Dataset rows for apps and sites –
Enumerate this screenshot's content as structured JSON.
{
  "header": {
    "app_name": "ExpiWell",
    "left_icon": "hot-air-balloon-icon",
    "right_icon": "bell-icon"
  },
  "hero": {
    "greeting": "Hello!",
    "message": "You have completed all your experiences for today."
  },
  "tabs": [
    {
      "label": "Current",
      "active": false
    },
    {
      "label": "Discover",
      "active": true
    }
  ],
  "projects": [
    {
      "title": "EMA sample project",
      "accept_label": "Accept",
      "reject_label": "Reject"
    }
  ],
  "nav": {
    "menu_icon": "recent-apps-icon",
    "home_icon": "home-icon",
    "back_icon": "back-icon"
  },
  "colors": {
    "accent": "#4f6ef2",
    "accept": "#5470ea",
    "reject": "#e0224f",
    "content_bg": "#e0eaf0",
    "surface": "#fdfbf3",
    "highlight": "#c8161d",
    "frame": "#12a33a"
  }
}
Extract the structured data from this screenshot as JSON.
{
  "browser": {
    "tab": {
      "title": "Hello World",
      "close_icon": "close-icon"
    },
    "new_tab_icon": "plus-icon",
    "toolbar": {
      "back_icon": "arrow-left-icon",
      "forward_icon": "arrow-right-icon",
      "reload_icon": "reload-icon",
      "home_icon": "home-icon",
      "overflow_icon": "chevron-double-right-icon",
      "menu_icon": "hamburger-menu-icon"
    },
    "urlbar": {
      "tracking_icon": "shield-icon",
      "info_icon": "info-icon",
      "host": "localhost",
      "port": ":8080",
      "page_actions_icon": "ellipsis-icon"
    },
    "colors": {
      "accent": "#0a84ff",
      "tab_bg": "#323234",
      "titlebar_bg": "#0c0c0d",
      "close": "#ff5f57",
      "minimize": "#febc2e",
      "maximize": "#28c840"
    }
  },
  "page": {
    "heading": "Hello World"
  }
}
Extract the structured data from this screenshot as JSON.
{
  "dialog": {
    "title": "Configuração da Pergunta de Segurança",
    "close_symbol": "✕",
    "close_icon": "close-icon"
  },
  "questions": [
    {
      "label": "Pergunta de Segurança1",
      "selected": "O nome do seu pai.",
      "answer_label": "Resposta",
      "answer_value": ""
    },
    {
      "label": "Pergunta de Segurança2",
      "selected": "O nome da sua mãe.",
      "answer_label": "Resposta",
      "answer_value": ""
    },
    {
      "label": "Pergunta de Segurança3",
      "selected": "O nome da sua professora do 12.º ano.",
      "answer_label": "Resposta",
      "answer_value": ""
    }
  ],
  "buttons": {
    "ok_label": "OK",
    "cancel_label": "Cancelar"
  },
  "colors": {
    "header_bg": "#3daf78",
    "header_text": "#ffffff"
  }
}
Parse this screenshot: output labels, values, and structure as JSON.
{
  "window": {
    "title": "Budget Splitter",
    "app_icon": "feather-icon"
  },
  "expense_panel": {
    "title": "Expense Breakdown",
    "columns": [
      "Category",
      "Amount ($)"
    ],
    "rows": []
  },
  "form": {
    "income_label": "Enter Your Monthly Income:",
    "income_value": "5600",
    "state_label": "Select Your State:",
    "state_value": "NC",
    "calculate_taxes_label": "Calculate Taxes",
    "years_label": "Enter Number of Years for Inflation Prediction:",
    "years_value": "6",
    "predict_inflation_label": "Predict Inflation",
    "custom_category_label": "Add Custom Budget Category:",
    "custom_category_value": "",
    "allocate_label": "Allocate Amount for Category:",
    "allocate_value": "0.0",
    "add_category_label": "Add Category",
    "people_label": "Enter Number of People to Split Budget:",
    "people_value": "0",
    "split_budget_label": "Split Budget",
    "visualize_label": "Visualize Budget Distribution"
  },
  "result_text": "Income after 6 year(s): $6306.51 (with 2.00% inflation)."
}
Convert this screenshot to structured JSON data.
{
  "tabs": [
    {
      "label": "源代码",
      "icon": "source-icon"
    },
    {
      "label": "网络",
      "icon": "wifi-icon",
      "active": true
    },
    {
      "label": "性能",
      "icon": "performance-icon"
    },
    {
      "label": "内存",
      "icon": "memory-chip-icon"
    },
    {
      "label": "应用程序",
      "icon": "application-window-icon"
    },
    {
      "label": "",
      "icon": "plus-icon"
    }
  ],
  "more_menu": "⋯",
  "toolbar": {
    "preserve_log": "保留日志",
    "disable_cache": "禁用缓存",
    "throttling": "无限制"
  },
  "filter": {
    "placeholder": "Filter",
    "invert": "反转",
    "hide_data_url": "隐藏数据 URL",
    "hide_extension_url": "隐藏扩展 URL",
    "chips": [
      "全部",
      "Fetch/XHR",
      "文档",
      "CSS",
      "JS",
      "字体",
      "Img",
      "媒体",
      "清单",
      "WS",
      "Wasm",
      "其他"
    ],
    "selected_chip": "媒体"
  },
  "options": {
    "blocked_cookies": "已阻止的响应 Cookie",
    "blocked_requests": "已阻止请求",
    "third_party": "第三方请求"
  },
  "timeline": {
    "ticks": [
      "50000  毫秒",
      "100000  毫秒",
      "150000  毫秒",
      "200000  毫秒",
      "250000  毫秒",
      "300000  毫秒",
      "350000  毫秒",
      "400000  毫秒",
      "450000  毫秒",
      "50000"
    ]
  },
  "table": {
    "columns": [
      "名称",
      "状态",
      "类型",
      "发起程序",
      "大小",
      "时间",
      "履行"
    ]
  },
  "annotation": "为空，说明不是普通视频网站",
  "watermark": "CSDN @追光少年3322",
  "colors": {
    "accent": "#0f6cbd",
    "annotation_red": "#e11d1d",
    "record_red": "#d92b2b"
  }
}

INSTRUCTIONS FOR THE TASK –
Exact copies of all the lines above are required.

REPLY TO THE TASK –
Enumerate this screenshot's content as structured JSON.
{
  "header": {
    "app_name": "ExpiWell",
    "left_icon": "hot-air-balloon-icon",
    "right_icon": "bell-icon"
  },
  "hero": {
    "greeting": "Hello!",
    "message": "You have completed all your experiences for today."
  },
  "tabs": [
    {
      "label": "Current",
      "active": false
    },
    {
      "label": "Discover",
      "active": true
    }
  ],
  "projects": [
    {
      "title": "EMA sample project",
      "accept_label": "Accept",
      "reject_label": "Reject"
    }
  ],
  "nav": {
    "menu_icon": "recent-apps-icon",
    "home_icon": "home-icon",
    "back_icon": "back-icon"
  },
  "colors": {
    "accent": "#4f6ef2",
    "accept": "#5470ea",
    "reject": "#e0224f",
    "content_bg": "#e0eaf0",
    "surface": "#fdfbf3",
    "highlight": "#c8161d",
    "frame": "#12a33a"
  }
}
Extract the structured data from this screenshot as JSON.
{
  "browser": {
    "tab": {
      "title": "Hello World",
      "close_icon": "close-icon"
    },
    "new_tab_icon": "plus-icon",
    "toolbar": {
      "back_icon": "arrow-left-icon",
      "forward_icon": "arrow-right-icon",
      "reload_icon": "reload-icon",
      "home_icon": "home-icon",
      "overflow_icon": "chevron-double-right-icon",
      "menu_icon": "hamburger-menu-icon"
    },
    "urlbar": {
      "tracking_icon": "shield-icon",
      "info_icon": "info-icon",
      "host": "localhost",
      "port": ":8080",
      "page_actions_icon": "ellipsis-icon"
    },
    "colors": {
      "accent": "#0a84ff",
      "tab_bg": "#323234",
      "titlebar_bg": "#0c0c0d",
      "close": "#ff5f57",
      "minimize": "#febc2e",
      "maximize": "#28c840"
    }
  },
  "page": {
    "heading": "Hello World"
  }
}
Extract the structured data from this screenshot as JSON.
{
  "dialog": {
    "title": "Configuração da Pergunta de Segurança",
    "close_symbol": "✕",
    "close_icon": "close-icon"
  },
  "questions": [
    {
      "label": "Pergunta de Segurança1",
      "selected": "O nome do seu pai.",
      "answer_label": "Resposta",
      "answer_value": ""
    },
    {
      "label": "Pergunta de Segurança2",
      "selected": "O nome da sua mãe.",
      "answer_label": "Resposta",
      "answer_value": ""
    },
    {
      "label": "Pergunta de Segurança3",
      "selected": "O nome da sua professora do 12.º ano.",
      "answer_label": "Resposta",
      "answer_value": ""
    }
  ],
  "buttons": {
    "ok_label": "OK",
    "cancel_label": "Cancelar"
  },
  "colors": {
    "header_bg": "#3daf78",
    "header_text": "#ffffff"
  }
}
Parse this screenshot: output labels, values, and structure as JSON.
{
  "window": {
    "title": "Budget Splitter",
    "app_icon": "feather-icon"
  },
  "expense_panel": {
    "title": "Expense Breakdown",
    "columns": [
      "Category",
      "Amount ($)"
    ],
    "rows": []
  },
  "form": {
    "income_label": "Enter Your Monthly Income:",
    "income_value": "5600",
    "state_label": "Select Your State:",
    "state_value": "NC",
    "calculate_taxes_label": "Calculate Taxes",
    "years_label": "Enter Number of Years for Inflation Prediction:",
    "years_value": "6",
    "predict_inflation_label": "Predict Inflation",
    "custom_category_label": "Add Custom Budget Category:",
    "custom_category_value": "",
    "allocate_label": "Allocate Amount for Category:",
    "allocate_value": "0.0",
    "add_category_label": "Add Category",
    "people_label": "Enter Number of People to Split Budget:",
    "people_value": "0",
    "split_budget_label": "Split Budget",
    "visualize_label": "Visualize Budget Distribution"
  },
  "result_text": "Income after 6 year(s): $6306.51 (with 2.00% inflation)."
}
Convert this screenshot to structured JSON data.
{
  "tabs": [
    {
      "label": "源代码",
      "icon": "source-icon"
    },
    {
      "label": "网络",
      "icon": "wifi-icon",
      "active": true
    },
    {
      "label": "性能",
      "icon": "performance-icon"
    },
    {
      "label": "内存",
      "icon": "memory-chip-icon"
    },
    {
      "label": "应用程序",
      "icon": "application-window-icon"
    },
    {
      "label": "",
      "icon": "plus-icon"
    }
  ],
  "more_menu": "⋯",
  "toolbar": {
    "preserve_log": "保留日志",
    "disable_cache": "禁用缓存",
    "throttling": "无限制"
  },
  "filter": {
    "placeholder": "Filter",
    "invert": "反转",
    "hide_data_url": "隐藏数据 URL",
    "hide_extension_url": "隐藏扩展 URL",
    "chips": [
      "全部",
      "Fetch/XHR",
      "文档",
      "CSS",
      "JS",
      "字体",
      "Img",
      "媒体",
      "清单",
      "WS",
      "Wasm",
      "其他"
    ],
    "selected_chip": "媒体"
  },
  "options": {
    "blocked_cookies": "已阻止的响应 Cookie",
    "blocked_requests": "已阻止请求",
    "third_party": "第三方请求"
  },
  "timeline": {
    "ticks": [
      "50000  毫秒",
      "100000  毫秒",
      "150000  毫秒",
      "200000  毫秒",
      "250000  毫秒",
      "300000  毫秒",
      "350000  毫秒",
      "400000  毫秒",
      "450000  毫秒",
      "50000"
    ]
  },
  "table": {
    "columns": [
      "名称",
      "状态",
      "类型",
      "发起程序",
      "大小",
      "时间",
      "履行"
    ]
  },
  "annotation": "为空，说明不是普通视频网站",
  "watermark": "CSDN @追光少年3322",
  "colors": {
    "accent": "#0f6cbd",
    "annotation_red": "#e11d1d",
    "record_red": "#d92b2b"
  }
}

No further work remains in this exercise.